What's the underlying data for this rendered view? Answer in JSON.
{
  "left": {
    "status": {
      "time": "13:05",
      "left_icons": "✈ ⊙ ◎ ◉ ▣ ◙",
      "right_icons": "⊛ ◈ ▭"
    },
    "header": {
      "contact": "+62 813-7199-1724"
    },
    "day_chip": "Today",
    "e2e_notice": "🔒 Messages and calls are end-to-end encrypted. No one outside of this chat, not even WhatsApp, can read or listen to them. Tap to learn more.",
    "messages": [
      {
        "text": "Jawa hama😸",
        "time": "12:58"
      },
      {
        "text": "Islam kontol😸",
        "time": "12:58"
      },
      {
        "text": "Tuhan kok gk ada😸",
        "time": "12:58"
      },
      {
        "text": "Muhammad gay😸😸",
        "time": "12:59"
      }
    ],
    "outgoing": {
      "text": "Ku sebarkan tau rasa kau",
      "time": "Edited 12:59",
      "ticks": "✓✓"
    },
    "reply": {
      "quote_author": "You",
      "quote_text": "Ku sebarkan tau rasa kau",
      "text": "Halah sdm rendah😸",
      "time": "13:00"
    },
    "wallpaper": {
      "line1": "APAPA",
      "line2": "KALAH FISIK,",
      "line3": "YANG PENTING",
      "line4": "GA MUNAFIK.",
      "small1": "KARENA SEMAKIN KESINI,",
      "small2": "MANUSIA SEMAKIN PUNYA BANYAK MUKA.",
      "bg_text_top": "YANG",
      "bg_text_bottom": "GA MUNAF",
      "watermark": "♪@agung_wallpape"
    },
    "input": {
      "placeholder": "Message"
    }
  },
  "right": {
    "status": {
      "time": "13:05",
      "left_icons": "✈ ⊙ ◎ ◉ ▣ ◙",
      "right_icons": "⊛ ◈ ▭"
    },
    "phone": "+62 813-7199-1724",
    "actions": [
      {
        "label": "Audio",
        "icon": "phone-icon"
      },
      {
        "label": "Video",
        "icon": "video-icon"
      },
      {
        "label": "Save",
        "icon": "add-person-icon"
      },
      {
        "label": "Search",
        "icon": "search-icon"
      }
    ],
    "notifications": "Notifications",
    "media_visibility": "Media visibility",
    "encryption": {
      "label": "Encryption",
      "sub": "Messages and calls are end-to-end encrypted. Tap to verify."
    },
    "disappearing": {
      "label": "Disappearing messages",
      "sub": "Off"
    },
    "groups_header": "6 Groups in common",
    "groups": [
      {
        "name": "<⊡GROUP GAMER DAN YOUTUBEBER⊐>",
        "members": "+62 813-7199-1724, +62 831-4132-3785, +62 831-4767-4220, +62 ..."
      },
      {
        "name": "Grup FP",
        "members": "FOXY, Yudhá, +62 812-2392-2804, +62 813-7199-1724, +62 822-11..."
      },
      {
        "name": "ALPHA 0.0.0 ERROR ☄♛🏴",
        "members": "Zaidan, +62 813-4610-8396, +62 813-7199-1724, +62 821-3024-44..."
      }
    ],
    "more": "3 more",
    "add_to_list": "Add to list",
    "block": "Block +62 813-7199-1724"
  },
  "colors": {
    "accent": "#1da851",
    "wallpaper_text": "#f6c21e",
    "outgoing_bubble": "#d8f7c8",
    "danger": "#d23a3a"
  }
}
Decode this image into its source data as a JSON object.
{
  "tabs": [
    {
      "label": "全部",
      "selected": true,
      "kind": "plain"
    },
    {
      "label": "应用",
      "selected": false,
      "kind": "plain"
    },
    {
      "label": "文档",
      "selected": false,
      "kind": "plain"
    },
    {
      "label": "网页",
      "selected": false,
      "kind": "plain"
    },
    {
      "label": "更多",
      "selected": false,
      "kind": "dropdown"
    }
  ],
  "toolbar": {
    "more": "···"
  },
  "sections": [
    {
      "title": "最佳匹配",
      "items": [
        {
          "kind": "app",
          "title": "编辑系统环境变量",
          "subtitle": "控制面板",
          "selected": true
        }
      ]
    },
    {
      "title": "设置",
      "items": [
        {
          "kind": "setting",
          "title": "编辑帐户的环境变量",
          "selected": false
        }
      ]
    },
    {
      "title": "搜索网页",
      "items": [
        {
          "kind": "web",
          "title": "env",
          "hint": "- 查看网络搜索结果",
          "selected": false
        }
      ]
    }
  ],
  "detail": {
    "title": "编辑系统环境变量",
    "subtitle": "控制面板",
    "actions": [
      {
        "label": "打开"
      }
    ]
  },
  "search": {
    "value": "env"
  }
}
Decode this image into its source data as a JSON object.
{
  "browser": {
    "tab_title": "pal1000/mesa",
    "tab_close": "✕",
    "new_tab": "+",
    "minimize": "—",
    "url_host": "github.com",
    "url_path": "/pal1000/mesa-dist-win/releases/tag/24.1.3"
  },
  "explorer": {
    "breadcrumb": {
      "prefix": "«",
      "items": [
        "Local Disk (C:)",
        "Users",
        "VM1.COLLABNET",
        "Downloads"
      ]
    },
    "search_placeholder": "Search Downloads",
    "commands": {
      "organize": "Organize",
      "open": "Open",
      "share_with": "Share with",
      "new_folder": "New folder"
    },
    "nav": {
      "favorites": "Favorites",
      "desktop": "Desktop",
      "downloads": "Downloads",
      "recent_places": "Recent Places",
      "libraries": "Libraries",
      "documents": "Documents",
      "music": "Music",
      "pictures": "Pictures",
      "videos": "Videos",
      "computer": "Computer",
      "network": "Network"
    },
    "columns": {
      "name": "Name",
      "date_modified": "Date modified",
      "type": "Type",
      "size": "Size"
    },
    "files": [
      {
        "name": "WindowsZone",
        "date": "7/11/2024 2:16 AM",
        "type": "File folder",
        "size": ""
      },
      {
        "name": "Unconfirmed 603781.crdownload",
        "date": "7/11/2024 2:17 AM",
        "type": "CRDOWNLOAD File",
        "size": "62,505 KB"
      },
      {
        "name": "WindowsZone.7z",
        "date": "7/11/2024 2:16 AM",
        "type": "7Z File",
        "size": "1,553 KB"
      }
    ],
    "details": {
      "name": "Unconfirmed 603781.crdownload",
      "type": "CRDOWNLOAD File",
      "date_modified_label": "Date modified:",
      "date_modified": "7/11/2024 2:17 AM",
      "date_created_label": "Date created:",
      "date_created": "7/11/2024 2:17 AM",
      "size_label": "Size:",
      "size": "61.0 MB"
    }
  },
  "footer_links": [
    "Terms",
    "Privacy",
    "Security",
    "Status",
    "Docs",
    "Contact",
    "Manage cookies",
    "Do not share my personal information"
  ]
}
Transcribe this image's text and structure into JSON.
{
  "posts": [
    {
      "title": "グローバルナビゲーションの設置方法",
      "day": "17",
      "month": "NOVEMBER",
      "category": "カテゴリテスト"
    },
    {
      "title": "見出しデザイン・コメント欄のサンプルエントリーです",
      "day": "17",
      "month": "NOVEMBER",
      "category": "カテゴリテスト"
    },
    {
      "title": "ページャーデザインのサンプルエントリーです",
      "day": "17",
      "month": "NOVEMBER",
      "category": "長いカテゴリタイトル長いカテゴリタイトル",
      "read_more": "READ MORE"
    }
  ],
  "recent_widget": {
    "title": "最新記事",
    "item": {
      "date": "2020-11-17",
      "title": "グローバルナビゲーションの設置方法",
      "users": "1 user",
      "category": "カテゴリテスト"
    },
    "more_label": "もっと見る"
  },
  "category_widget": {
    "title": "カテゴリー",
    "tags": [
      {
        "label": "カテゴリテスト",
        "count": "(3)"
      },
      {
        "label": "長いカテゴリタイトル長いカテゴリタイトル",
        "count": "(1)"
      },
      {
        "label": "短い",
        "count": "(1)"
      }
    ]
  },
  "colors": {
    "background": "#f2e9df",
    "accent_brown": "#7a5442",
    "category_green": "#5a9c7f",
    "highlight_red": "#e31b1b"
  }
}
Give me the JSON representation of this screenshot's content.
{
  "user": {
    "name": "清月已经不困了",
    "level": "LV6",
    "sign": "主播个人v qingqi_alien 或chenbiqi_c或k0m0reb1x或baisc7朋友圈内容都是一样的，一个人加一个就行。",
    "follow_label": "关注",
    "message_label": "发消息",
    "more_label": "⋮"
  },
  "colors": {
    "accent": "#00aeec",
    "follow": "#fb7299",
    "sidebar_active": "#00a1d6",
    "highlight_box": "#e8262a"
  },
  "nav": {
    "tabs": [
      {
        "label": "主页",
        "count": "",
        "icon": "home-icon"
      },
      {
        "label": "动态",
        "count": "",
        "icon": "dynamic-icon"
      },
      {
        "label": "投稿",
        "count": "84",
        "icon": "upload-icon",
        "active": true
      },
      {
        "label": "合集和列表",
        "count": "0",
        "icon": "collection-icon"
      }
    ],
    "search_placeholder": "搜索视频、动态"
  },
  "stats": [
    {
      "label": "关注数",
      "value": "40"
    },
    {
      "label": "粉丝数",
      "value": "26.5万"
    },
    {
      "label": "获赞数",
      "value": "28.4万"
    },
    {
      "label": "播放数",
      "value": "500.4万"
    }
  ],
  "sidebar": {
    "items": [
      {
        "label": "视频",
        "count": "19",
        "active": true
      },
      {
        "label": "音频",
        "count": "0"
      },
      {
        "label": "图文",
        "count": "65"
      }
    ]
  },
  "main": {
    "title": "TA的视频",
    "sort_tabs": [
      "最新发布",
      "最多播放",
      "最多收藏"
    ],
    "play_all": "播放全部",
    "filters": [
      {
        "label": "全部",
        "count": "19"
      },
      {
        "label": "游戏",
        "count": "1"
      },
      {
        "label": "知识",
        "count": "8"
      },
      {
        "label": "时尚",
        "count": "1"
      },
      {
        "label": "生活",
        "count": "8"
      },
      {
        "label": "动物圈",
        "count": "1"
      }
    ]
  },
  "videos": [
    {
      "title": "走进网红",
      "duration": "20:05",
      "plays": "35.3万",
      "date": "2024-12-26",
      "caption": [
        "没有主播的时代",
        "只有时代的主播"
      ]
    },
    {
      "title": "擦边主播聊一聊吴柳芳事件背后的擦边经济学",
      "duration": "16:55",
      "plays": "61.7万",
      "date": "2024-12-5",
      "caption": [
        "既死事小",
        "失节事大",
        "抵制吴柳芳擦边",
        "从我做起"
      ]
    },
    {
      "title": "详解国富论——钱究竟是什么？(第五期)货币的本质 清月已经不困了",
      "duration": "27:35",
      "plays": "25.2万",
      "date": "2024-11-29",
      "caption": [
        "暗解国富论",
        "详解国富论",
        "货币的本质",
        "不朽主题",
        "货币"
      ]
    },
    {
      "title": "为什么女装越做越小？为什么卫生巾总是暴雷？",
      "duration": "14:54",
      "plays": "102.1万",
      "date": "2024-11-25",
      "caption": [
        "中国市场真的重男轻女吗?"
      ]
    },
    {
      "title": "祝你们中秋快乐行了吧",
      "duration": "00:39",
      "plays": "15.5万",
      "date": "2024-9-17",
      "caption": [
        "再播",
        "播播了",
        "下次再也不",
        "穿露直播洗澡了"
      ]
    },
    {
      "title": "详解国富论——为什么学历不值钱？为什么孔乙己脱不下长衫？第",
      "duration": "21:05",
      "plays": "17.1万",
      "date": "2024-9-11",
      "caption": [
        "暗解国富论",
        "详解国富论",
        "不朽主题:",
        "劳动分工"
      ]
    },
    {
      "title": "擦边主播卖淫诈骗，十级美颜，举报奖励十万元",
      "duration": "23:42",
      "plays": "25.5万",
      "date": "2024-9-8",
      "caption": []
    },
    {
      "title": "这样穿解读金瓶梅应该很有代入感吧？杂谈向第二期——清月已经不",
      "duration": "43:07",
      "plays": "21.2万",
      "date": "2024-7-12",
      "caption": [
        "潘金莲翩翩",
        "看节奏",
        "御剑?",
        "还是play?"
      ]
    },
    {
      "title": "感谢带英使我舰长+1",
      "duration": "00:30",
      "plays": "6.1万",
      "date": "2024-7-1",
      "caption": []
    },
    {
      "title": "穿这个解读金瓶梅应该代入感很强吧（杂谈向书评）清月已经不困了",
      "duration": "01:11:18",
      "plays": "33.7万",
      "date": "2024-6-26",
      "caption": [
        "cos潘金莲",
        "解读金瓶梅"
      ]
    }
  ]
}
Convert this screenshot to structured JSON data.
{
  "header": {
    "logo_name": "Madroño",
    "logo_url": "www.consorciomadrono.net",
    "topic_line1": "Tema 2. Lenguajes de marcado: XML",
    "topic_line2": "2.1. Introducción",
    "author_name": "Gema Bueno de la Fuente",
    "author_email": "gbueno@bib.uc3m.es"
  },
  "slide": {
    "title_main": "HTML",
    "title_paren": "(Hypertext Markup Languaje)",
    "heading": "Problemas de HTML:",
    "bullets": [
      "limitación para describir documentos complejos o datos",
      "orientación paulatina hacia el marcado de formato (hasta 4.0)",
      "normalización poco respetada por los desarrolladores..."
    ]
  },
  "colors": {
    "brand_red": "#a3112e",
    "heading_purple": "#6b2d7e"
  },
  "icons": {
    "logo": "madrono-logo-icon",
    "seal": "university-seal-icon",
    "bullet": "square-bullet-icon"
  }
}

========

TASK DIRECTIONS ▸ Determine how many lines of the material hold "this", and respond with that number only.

EXPECTED OUTPUT ▸ 7